The tower was completed in 1374 and the spire was added in 1433, the total height being 295 feet (90 m). It was built on the ground, not in the body of the church as is most common, but this ground, near a quarry, provided a poor foundation, leading to deterioration of the tower over the centuries, and requiring a full restoration in 1855. A peculiarity of the design is that the tower is not situated in the centre of the west façade, as might be expected, but is offset towards the south. It was greatly admired by such figures as Ruskin and Christopher Wren who described it as a masterpiece in the art of Gothic building.
Within this torn precinct stands Ecce Homo, a sculpture by Jacob Epstein. The sculptor worked on it between 1934 and 1935 and, as you might expect. when first exhibited, it met with controversy. It is designed to be seen from the front and shows the influence of Toltec art. Epstein himself wrote of this work as follows:
I wished to make in “Ecce Homo” a symbol of a man, bound, crowned with thorns and facing with a relentless and overmastering gaze of pity and prescience on our unhappy world. Because of the hardness of the material I treated the work in a large way, with a juxtaposition of flat planes, always with a view to retaining the impression of the original work.
We continued are explorations for a while in the streets around the Cathedral. Here there are a number of historic buildings that demand more attention than we could afford in the time available.
One such attention grabber was a golden angel with its body and wings framing a large clock. We soon discovered that this belonged to the Council House.
The Council House (Grade II listed) is a striking and, I think, unique building. Dating from the period of the First World War (it was built between 1913 and 1917) it is designed in the Elizabethan manner in red sandstone and decorated with heraldic figures.
Above the door are heraldic devices including (on the lintel) a golden elephant. Of the three human figures, the top one is allegorical and labelled Justitia (Justice), while the others are that famous pair, Leofric and Godiva, the latter clothed this time.
At the base of each of a pair of columns of heraldic symbols, stalks a big cat, though I am not sure of its species. It probably refers to the cat on Coventry’s coat of arms.
On the entrance gate appears a fine representation of the coat of arms of Coventry. In the centre of the shield is the golden elephant that symbolises Coventry and on top a feline animal said to be a wildcat. The accompanying motto (not visible here) is the puzzling Camera Principis, usually translated as “The Prince’s Chamber”. It is thought that this refers to Edward, the Black Prince, who owned the nearby Manor of Cheylesmore. You will find more information on the coat of arms here.
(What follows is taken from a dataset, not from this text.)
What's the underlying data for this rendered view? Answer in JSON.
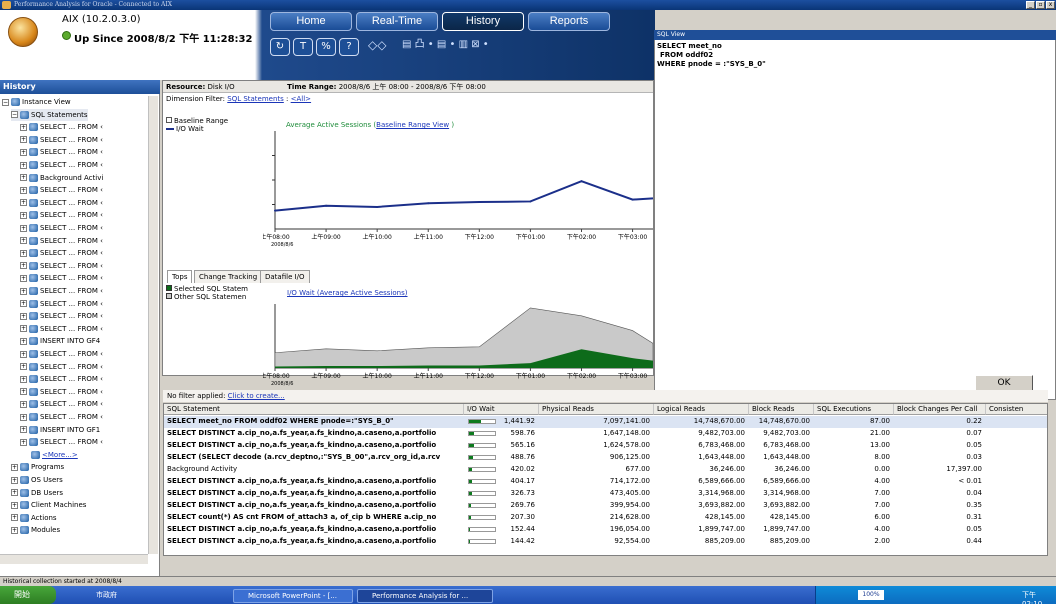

Our last investigatory visit was to Ford’s Hospital, a picturesque and historic almshouse. The establishment was endowed by will of William Ford in 1509 though some additional work was done in 1517 by William Pisford. Sadly, this beautiful building was badly damaged in the air raid that destroyed the Cathedral but not too badly to be rebuilt using the original timbers in 1951-3. Such careful attention has earned it a Grade I listing.
The establishment is also known as Greyfriar’s Hospital, not because of any religious connections, but because it resides in Greyfriars Lane. Inside the building is a fine courtyard.
Coventry is an ancient city which, despite the series of bombing raids that it suffered, still retains much that is of both historic and aesthetic interest. As usual, our visit merely dipped into its treasures without exhausting them. While the fanciful story of Lady Godiva’s naked ride add a touch of amusement, Coventry has far more than this to recommend it to the visitor.